The code governing UK food and drink advertising targeting children is to be tightened after pressure from the government.

Culture, media and sport secretary Tessa Jowell has asked new communications regulator Ofcom to toughen advertising guidelines in order to combat the "growing crisis of obesity in children".

Speaking to UK newspaper The Guardian, Jowell hit out at the "inadequate code" currently in operation. She has decided to back tougher ad regulations "in the light of the emerging evidence about the impact of advertising."

The promotion of unhealthy snacks during children's TV programmes has come under fire as authorities face up to Britain's growing obesity problem. Around 15% of 15-year-olds are now officially classed as 'obese'.

The government's Food Standards Agency has repeatedly asserted that advertising must bear some of the blame. It is currently consulting the industry and is expected to complete its review in the new year.
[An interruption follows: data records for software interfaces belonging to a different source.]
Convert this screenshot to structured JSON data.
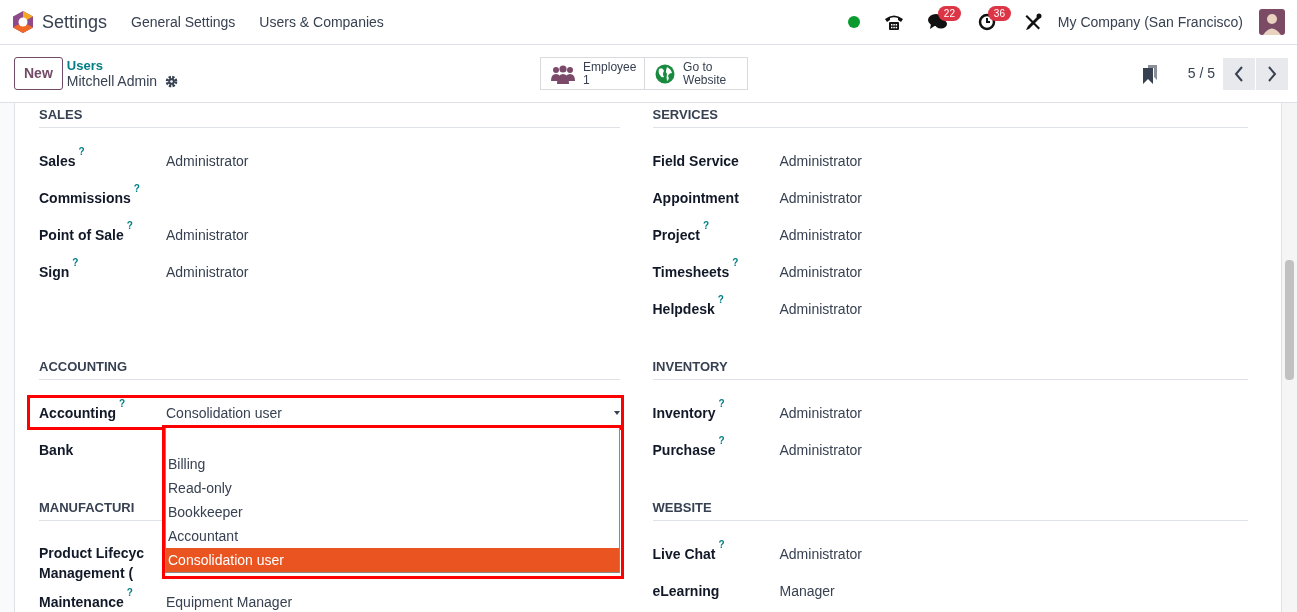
{
  "navbar": {
    "app_title": "Settings",
    "menu": [
      "General Settings",
      "Users & Companies"
    ],
    "online": true,
    "messages_badge": "22",
    "activities_badge": "36",
    "company": "My Company (San Francisco)"
  },
  "control_panel": {
    "new_button": "New",
    "breadcrumb": "Users",
    "record_title": "Mitchell Admin",
    "stat_buttons": [
      {
        "kind": "employees",
        "label": "Employee",
        "value": "1"
      },
      {
        "kind": "website",
        "label": "Go to Website"
      }
    ],
    "pager": "5 / 5"
  },
  "section_rows": [
    [
      {
        "title": "SALES",
        "fields": [
          {
            "label": "Sales",
            "help": "?",
            "value": "Administrator"
          },
          {
            "label": "Commissions",
            "help": "?"
          },
          {
            "label": "Point of Sale",
            "help": "?",
            "value": "Administrator"
          },
          {
            "label": "Sign",
            "help": "?",
            "value": "Administrator"
          }
        ]
      },
      {
        "title": "SERVICES",
        "fields": [
          {
            "label": "Field Service",
            "value": "Administrator"
          },
          {
            "label": "Appointment",
            "value": "Administrator"
          },
          {
            "label": "Project",
            "help": "?",
            "value": "Administrator"
          },
          {
            "label": "Timesheets",
            "help": "?",
            "value": "Administrator"
          },
          {
            "label": "Helpdesk",
            "help": "?",
            "value": "Administrator"
          }
        ]
      }
    ],
    [
      {
        "title": "ACCOUNTING",
        "fields": [
          {
            "label": "Accounting",
            "help": "?",
            "kind": "select",
            "value": "Consolidation user",
            "highlighted": true,
            "expanded": true,
            "blank_option": true,
            "list_highlighted": true,
            "options": [
              {
                "label": "Billing",
                "selected": false
              },
              {
                "label": "Read-only",
                "selected": false
              },
              {
                "label": "Bookkeeper",
                "selected": false
              },
              {
                "label": "Accountant",
                "selected": false
              },
              {
                "label": "Consolidation user",
                "selected": true
              }
            ]
          },
          {
            "label": "Bank"
          }
        ]
      },
      {
        "title": "INVENTORY",
        "fields": [
          {
            "label": "Inventory",
            "help": "?",
            "value": "Administrator"
          },
          {
            "label": "Purchase",
            "help": "?",
            "value": "Administrator"
          }
        ]
      }
    ],
    [
      {
        "title": "MANUFACTURI",
        "fields": [
          {
            "label": "Product Lifecyc",
            "label_continued": "Management ("
          },
          {
            "label": "Maintenance",
            "help": "?",
            "value": "Equipment Manager"
          }
        ]
      },
      {
        "title": "WEBSITE",
        "fields": [
          {
            "label": "Live Chat",
            "help": "?",
            "value": "Administrator"
          },
          {
            "label": "eLearning",
            "value": "Manager"
          }
        ]
      }
    ]
  ]
}
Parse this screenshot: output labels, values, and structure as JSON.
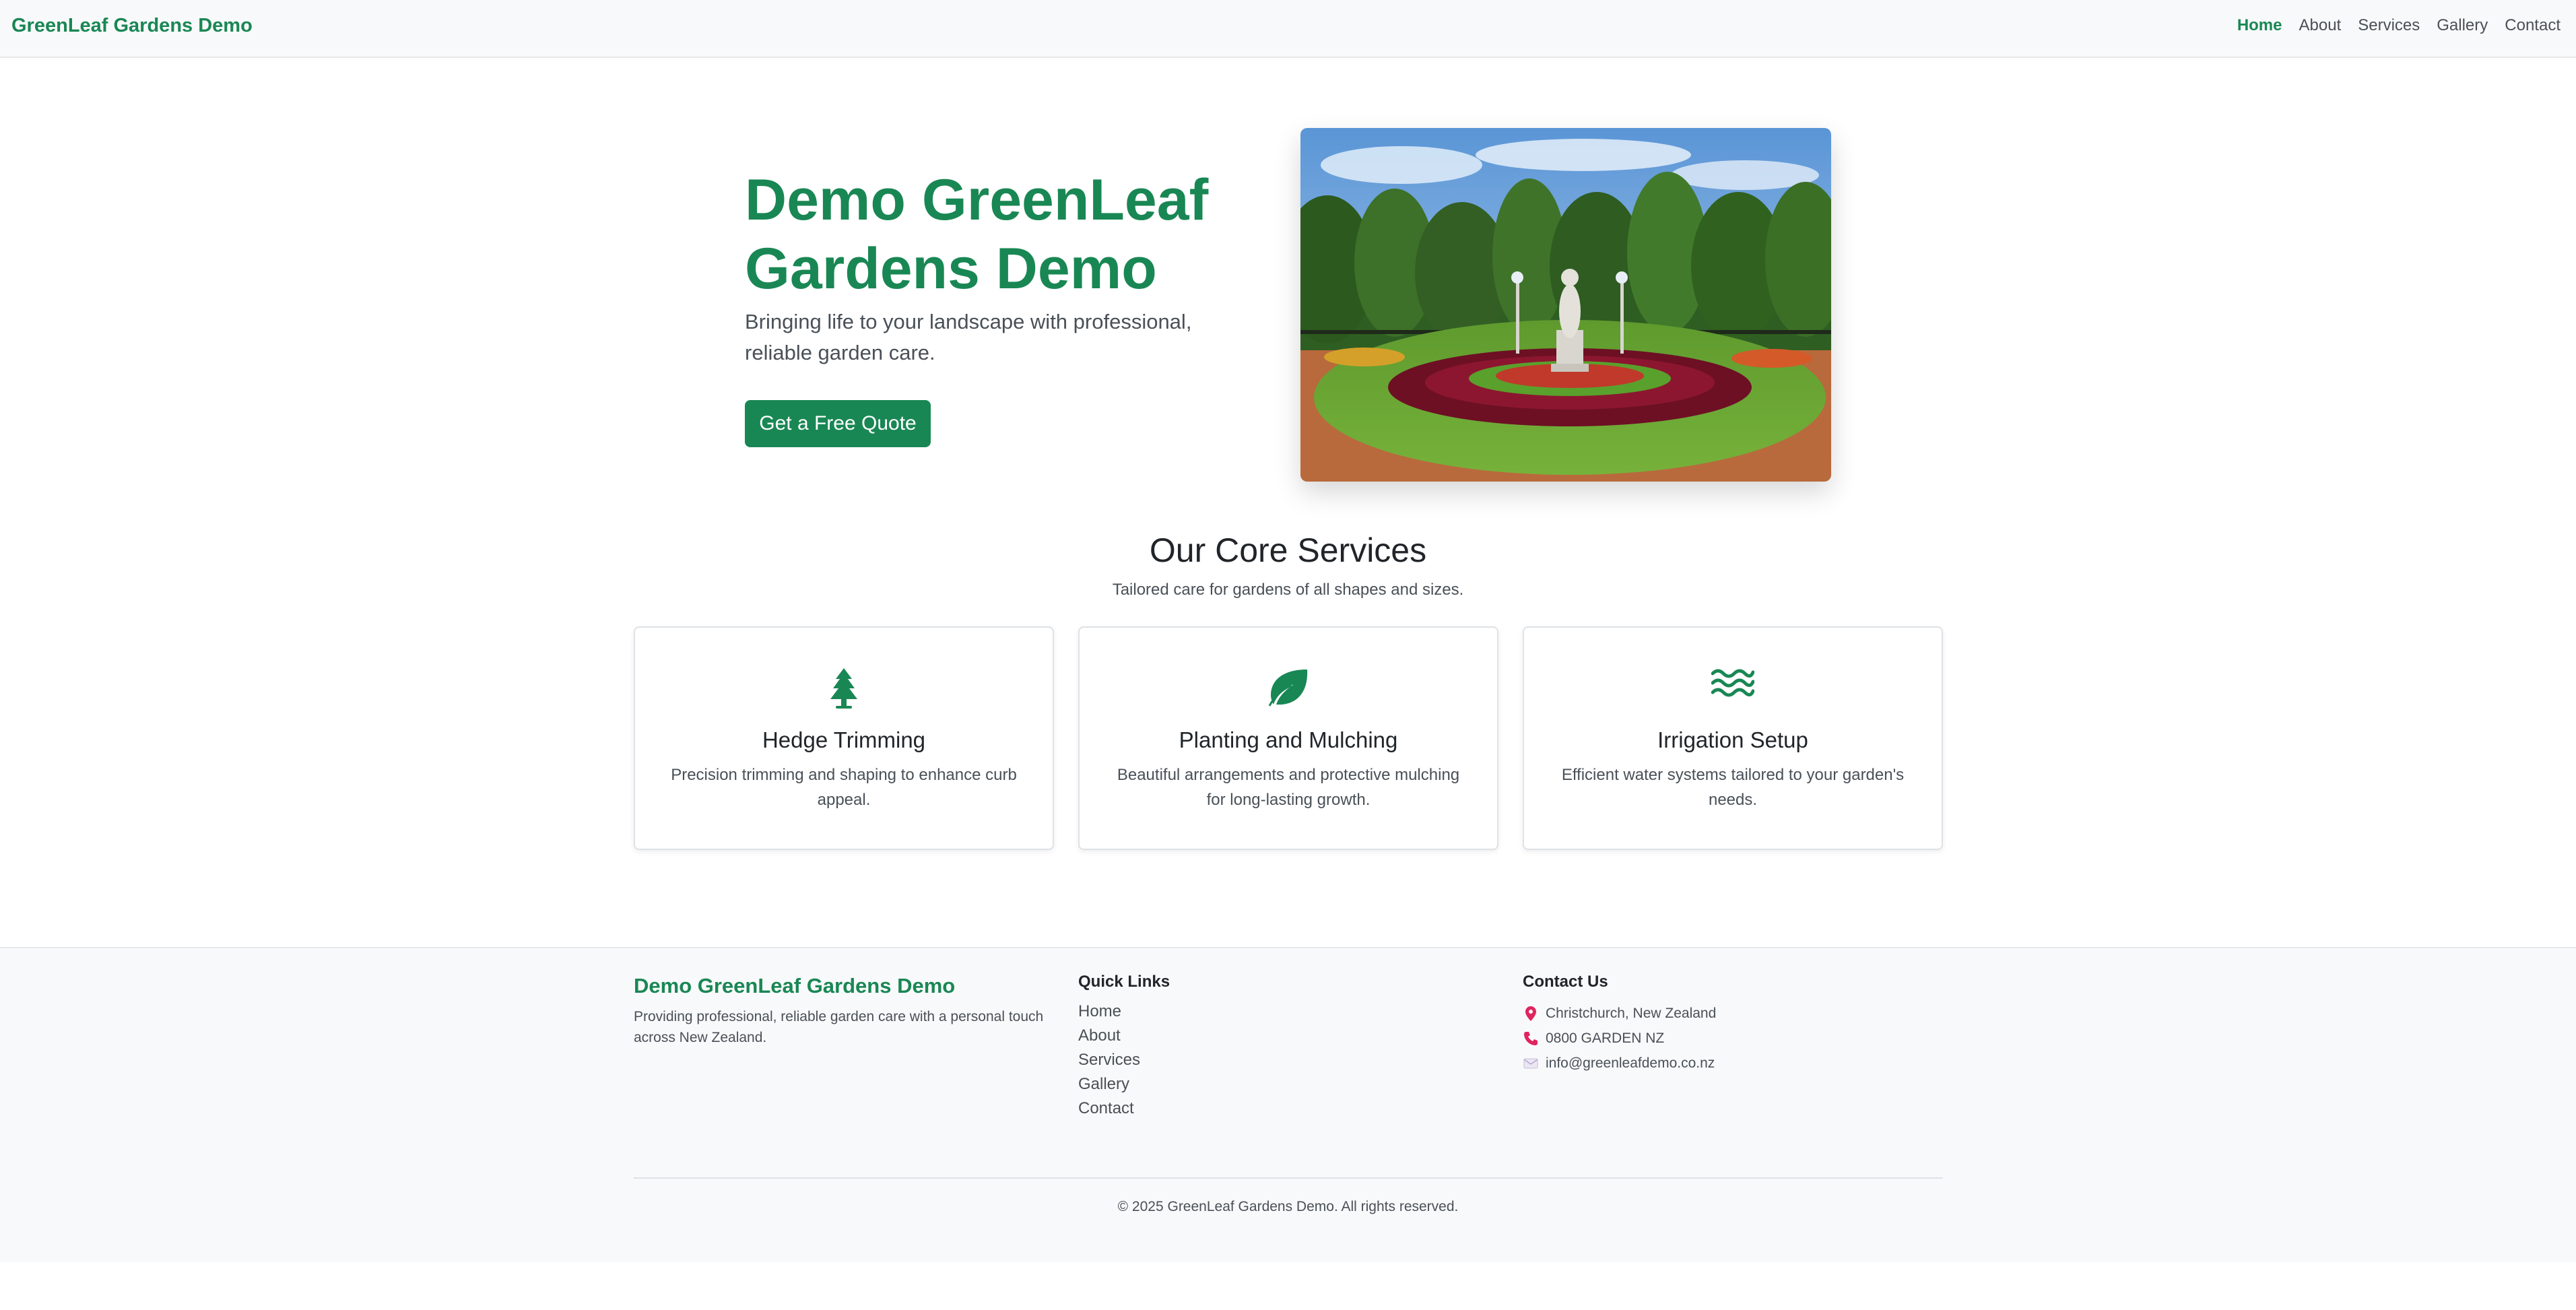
{
  "navbar": {
    "brand": "GreenLeaf Gardens Demo",
    "links": [
      "Home",
      "About",
      "Services",
      "Gallery",
      "Contact"
    ],
    "active": "Home"
  },
  "hero": {
    "title": "Demo GreenLeaf Gardens Demo",
    "subtitle": "Bringing life to your landscape with professional, reliable garden care.",
    "cta_label": "Get a Free Quote",
    "image_icon": "garden-statue-photo"
  },
  "services": {
    "title": "Our Core Services",
    "subtitle": "Tailored care for gardens of all shapes and sizes.",
    "cards": [
      {
        "icon": "tree-icon",
        "title": "Hedge Trimming",
        "description": "Precision trimming and shaping to enhance curb appeal."
      },
      {
        "icon": "leaf-icon",
        "title": "Planting and Mulching",
        "description": "Beautiful arrangements and protective mulching for long-lasting growth."
      },
      {
        "icon": "water-icon",
        "title": "Irrigation Setup",
        "description": "Efficient water systems tailored to your garden's needs."
      }
    ]
  },
  "footer": {
    "brand": "Demo GreenLeaf Gardens Demo",
    "description": "Providing professional, reliable garden care with a personal touch across New Zealand.",
    "quick_links_title": "Quick Links",
    "quick_links": [
      "Home",
      "About",
      "Services",
      "Gallery",
      "Contact"
    ],
    "contact_title": "Contact Us",
    "contact": [
      {
        "icon": "pin-icon",
        "text": "Christchurch, New Zealand"
      },
      {
        "icon": "phone-icon",
        "text": "0800 GARDEN NZ"
      },
      {
        "icon": "envelope-icon",
        "text": "info@greenleafdemo.co.nz"
      }
    ],
    "copyright": "© 2025 GreenLeaf Gardens Demo. All rights reserved."
  },
  "colors": {
    "brand_green": "#198754",
    "light_bg": "#f8f9fa",
    "muted_text": "#495057"
  }
}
Food marketers, however, have vigorously defended themselves, arguing that obesity is a result of lack of exercise rather than higher calorie intake.

Industry group the Food & Drink Federation blasted Jowell's plans to tighten the ad code, pointing to existing guidelines overseen by the Independent Television Commission and the Advertising Standards Authority. "There is already a strict code in existence which the food and drink industry has an exemplary record of obeying," it argued.

Despite these comments, advertisers will be pleased that Jowell has stopped short of advocating a blanket ad ban, an option favoured by some campaigners. Nevertheless, the minister warned that the food industry had to act in the public interest if it is to avoid this course of action.

Data sourced from:; additional content by WARC staff